Cal got a good night’s sleep and headed back to Denny’s for a grand slam breakfast the next morning. He noticed the server seemed guarded and tried to avoid looking at him.
He paid the tab and returned to the motel. But before Cal checked out of the motel, a plainclothes detective showed up in the lobby, called out his name, showed his badge and said he wanted to question Cal about a string of indecent exposures at local restaurants.
“My name is pronounced ‘Sigh Nigh,’ not Cy N Nide,” Cal said.
“You match the composite of the perp,” the detective said. The suspect was a white man in his 30s, medium build and 6 feet tall.
“I have been in town only since Monday afternoon, and ate out three times,” Cal said.
“What are you doing here?” the detective asked.
“I came for a job interview at the newspaper.”
“No. A reporter.”
The detective sighed, asked to see Cal’s driver’s license and took down his cellphone number.
‘I’ll call if I have any more questions,” the detective said. “The case remains under investigation.”
Shaken and fearful the incident could cost him the job, Cal left a message for Mo before driving home. Cal arrived home that afternoon. He searched online for other jobs, knowing that he could not depend on Mo hiring him. We went about other daily duties: afternoon walks, trips to the library and shopping.
His phone rang Thursday morning, and he recognized Mo was calling.
“Hi, Cal. Mo here. How are you doing?”
“Fine. How about you?”
“The final candidate was a no-show, and I’ve got good news for you. I’m offering you a job. Pay will start at $25,000 a year, and you will be eligible for benefits in three months. How soon can you start? Can you be here in two or three weeks—before Memorial Day?”
“I’ll have to give notice to my landlord, but she knows my situation,” Cal said. “I’ll need to look for a place to live. I’ll do my best.”
Cal returned to Backwater on the following Monday, and dropped by The BRAG to pick up the Friday issue to read and look at the classified section. Mo saw him enter and invited him to meet the rest of the staff: sports editor Paul Pika and lifestyle editor Missy Meek. Paul, in his late 20s, wore jeans, athletic shoes and a baseball cap. A framed caricature of him identified Paul as “Sports Dude,” along with a bobblehead bearing his likeness. General Manager Penny Presley was at a company meeting out of town.
Missy, who has about 50 and pale, looked up from her computer and said hello. Both Missy and Paul grew up in Backwater.
“This is a great small town to raise a family,” Missy told Cal, who was single and unattached. “I hope you like it here.”
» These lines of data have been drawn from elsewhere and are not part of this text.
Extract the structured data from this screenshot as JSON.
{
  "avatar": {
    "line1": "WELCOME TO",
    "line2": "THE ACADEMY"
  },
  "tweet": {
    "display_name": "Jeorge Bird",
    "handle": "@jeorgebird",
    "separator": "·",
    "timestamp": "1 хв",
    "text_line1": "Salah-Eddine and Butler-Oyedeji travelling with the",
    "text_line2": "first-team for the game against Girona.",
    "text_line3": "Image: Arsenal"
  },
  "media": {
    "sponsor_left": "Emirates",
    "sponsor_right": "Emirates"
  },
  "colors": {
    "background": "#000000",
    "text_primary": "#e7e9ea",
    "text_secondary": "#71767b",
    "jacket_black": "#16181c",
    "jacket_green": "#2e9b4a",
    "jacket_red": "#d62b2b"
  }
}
Cal left to check out rentals, determined not to spend more than $500 a month, and realized the selection was limited. He ruled out two rentals based on their outward appearance and location, and called the landlord of a one-bedroom unit at a small apartment complex that looked more promising. It was close to a school and within a mile from the office.
Mildred, pale and in her 60s, arrived in about 15 minutes and gave him a quick look at the furnished apartment unit. It had worn furniture along with a stove, dishwasher, garbage disposal and swamp cooler.
“What do you think?” Mildred asked.
“I’ll take it,” Cal said.
Mildred asked for personal references and said she needed to do a credit check on Cal. She said she let him know by the end of the day—and kept her word. He said he left his checkbook at home and would bring a check—and a carload of his personal effects—to move in later in the week.